What happened?, you ask. Can they do that? I thought I was presumed to be innocent, and the state has to prove my guilt beyond a reasonable doubt before they can punish me. And I remember something about due process: Can they punish me before giving me a chance to defend myself?

Good questions.

The Department of Motor Vehicles (or whatever they call it in your state) is required by law to immediately suspend the driver’s license of anyone arrested for (not convicted of) drunk driving who (1) has a .08% breath reading, or (2) takes a blood or urine test (which will be analyzed later), or (3) refuses to take any test. This means immediately — on the spot: the license is grabbed and the DUI suspension is legally effective the moment the officer signs the notice and hands it to you. Viewed another way, the officer in a drunk driving case is constable, prosecutor, judge, jury and executioner. You have absolutely no rights. In fact, if you took a blood or urine test, they don’t even wait for the results (which will come back from the lab days later): they not only presume you are guilty, they also presume that the evidence will eventually show it! So, again: How can they do that in America?

Well, at first MADD and various state legislatures decided to find a way to get drunk drivers off the highways RIGHT NOW — and not be diverted by any technicalities like, well, the Constitution.
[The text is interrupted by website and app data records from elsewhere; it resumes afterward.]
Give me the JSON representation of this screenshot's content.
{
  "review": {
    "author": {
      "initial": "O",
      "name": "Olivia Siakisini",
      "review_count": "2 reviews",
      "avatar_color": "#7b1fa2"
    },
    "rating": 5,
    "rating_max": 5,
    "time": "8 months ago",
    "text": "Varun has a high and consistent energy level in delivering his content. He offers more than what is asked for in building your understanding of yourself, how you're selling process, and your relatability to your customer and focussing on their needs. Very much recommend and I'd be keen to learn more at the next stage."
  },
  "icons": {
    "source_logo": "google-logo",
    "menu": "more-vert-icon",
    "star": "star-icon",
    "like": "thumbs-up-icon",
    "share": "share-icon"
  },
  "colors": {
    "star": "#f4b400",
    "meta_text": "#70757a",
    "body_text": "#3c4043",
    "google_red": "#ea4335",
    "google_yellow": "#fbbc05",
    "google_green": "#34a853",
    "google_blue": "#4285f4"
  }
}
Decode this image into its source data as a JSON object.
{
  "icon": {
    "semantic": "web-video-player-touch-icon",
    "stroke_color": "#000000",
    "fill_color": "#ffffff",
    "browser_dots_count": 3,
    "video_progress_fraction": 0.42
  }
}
So they enacted so-called “APS” laws (“administrative per se”, referring to the “per se” crime of .08%, as opposed to the crime of driving under the influence of alcohol, which is for the courts). They justified this by saying that a license was a “privilege”, not a “right” — and since the license holder had no rights, the state could do what it wanted.

Well, the U.S. Supreme Court blew that justification out of the water. In Bell v Burson (402 U.S. 535) the Court acknowledged that the right to drive is a privilege. However, once the state gives someone a license, that person then has a property right in it — and that right cannot be taken away without giving him due process. And due process means a fair procedure by which he can contest the confiscation of his property.

The reaction to this has generally been to continue to suspend licenses on the spot, but to then give the driver a short-term temporary operating permit during which he can request an administrative hearing. (In a few states, the process is handed over to the courts and the suspension merged with the criminal proceedings.) MADD has been successful in getting the Feds involved; a highway appropriations bill was passed which pretty much coerced all 50 states into adopting APS suspensions — or else no highway funds

Do these APS hearings in DUI cases provide due process? In other words, how fair are they?

Let’s take California’s APS hearings. They are conducted by a “hearing officer”. Is this an impartial judge? Well, he’s hardly impartial: He’s an employee of the DMV — the very agency that is trying to suspend the license (kind of like a judge being paid by the prosecutor). And he isn’t a judge. Actually, he isn’t even a lawyer; he’s only required to be a high school graduate. So who is the prosecutor? He’s, well, the same guy.

That’s right: this DMV employee with no legal education is both judge and prosecutor. Put another way, this government beaurocrat, without ever having read the Evidence Code, can object to the driver’s evidence — and then sustain his own objection!

Not too surprisingly, the DMV wins about 96% of these DUI hearings.

That’s called “due process” in a drunk driving case.

Share